MATERIAL PROVIDED:
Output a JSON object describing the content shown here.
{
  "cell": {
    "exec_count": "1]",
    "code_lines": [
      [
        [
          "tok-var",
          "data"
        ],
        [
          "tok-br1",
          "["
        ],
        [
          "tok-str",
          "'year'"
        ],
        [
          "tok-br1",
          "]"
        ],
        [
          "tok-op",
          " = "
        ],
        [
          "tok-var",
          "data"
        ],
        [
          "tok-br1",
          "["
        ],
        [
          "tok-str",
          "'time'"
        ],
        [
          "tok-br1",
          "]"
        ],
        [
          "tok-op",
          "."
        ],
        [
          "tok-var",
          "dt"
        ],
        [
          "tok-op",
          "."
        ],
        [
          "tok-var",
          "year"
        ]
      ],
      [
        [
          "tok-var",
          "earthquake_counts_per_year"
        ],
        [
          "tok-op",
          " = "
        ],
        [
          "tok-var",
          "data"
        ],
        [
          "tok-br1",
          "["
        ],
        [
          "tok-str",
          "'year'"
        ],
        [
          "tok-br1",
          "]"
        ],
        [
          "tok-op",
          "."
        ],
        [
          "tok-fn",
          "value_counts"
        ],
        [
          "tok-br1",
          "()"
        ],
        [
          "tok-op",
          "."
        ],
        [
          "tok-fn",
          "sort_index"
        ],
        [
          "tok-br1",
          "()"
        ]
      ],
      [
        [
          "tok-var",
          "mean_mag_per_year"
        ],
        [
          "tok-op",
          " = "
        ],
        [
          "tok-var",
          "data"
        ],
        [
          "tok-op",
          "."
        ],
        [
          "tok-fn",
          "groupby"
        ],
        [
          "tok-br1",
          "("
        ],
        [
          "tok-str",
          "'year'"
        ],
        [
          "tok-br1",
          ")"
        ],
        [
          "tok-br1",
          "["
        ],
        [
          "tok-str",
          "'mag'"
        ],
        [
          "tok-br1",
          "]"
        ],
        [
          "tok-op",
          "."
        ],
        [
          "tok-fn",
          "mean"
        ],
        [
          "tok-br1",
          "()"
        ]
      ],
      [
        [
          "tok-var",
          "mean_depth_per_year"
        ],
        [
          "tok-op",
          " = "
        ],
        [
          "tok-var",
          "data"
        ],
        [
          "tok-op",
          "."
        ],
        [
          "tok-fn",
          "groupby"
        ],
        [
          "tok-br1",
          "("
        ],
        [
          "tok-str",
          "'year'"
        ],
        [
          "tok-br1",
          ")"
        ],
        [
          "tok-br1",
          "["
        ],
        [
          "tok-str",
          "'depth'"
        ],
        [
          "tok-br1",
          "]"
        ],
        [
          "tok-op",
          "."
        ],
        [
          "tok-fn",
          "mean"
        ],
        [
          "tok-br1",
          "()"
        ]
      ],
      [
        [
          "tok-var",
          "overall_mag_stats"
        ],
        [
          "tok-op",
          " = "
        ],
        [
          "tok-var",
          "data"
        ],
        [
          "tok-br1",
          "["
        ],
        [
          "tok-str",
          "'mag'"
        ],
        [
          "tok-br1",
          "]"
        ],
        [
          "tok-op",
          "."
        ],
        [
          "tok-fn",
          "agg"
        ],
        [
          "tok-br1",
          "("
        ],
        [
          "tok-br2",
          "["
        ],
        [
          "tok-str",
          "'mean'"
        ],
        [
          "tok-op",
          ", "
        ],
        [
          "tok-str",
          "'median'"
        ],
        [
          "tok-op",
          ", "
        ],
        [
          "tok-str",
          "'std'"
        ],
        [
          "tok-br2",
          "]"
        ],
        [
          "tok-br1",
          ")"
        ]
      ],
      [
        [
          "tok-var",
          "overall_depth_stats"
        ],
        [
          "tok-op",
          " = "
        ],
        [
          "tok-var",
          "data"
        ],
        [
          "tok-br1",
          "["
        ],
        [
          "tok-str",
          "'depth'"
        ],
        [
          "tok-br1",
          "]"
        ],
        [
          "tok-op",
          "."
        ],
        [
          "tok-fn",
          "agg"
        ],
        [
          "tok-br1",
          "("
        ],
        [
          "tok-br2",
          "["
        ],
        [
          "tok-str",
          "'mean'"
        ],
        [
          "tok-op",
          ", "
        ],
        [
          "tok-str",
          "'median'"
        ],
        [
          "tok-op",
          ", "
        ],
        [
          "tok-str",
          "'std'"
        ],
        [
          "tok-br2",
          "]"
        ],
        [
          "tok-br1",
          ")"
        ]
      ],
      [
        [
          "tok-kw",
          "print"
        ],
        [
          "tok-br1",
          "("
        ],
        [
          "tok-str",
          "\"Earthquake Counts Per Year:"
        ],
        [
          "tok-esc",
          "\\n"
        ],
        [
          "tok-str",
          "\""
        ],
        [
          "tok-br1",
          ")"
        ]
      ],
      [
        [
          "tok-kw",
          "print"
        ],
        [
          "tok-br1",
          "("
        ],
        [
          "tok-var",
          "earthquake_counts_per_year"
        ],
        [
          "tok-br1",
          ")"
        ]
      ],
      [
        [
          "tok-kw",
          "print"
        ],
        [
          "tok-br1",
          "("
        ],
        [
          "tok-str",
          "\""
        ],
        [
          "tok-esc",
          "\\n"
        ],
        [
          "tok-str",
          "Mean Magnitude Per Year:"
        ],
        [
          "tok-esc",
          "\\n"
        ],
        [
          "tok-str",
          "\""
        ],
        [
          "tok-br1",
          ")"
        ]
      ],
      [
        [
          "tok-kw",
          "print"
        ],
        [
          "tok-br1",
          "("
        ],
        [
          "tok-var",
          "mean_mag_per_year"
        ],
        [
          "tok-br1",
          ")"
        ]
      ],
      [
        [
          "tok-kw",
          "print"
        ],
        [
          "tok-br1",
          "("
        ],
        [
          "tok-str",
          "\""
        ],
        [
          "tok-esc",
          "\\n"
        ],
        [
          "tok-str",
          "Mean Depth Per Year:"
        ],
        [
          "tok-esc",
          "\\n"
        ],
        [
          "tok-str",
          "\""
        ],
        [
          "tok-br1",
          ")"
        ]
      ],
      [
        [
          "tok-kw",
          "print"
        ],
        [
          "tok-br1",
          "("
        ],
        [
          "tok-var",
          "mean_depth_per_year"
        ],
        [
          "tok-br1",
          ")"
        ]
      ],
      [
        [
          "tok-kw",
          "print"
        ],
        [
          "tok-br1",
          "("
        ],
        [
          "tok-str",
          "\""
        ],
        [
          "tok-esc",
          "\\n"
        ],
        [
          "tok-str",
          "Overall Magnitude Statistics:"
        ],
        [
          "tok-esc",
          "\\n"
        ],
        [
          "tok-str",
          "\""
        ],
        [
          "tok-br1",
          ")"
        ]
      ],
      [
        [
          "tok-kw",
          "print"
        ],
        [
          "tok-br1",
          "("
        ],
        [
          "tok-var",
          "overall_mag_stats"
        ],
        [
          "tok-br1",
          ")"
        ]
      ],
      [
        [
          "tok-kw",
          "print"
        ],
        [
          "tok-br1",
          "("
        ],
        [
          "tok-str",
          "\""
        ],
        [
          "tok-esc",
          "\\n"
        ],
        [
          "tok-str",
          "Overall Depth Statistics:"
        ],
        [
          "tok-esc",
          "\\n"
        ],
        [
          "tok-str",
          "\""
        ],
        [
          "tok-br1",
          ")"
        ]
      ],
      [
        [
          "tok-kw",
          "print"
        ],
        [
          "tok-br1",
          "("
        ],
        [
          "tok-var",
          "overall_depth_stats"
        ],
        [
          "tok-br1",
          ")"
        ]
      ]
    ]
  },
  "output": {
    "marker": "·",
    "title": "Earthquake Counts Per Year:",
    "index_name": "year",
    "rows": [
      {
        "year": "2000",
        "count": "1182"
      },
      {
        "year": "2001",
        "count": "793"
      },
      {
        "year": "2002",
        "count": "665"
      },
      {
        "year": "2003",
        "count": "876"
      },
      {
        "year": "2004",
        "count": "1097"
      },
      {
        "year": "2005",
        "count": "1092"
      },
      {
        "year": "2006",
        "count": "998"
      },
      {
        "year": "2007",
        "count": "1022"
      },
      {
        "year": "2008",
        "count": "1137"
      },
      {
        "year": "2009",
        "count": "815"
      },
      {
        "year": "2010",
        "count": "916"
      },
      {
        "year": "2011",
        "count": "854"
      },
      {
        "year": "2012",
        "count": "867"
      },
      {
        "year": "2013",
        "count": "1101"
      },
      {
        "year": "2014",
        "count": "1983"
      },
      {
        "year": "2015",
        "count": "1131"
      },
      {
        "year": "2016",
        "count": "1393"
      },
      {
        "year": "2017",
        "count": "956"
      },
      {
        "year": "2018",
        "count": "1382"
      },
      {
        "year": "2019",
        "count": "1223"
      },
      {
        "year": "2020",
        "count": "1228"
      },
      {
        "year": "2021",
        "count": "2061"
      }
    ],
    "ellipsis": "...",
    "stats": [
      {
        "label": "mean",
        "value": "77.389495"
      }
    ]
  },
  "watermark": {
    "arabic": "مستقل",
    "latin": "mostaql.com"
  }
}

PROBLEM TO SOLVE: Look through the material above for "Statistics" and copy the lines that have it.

OUTPUT OF THE TASK:
          "Overall Magnitude Statistics:"
          "Overall Depth Statistics:"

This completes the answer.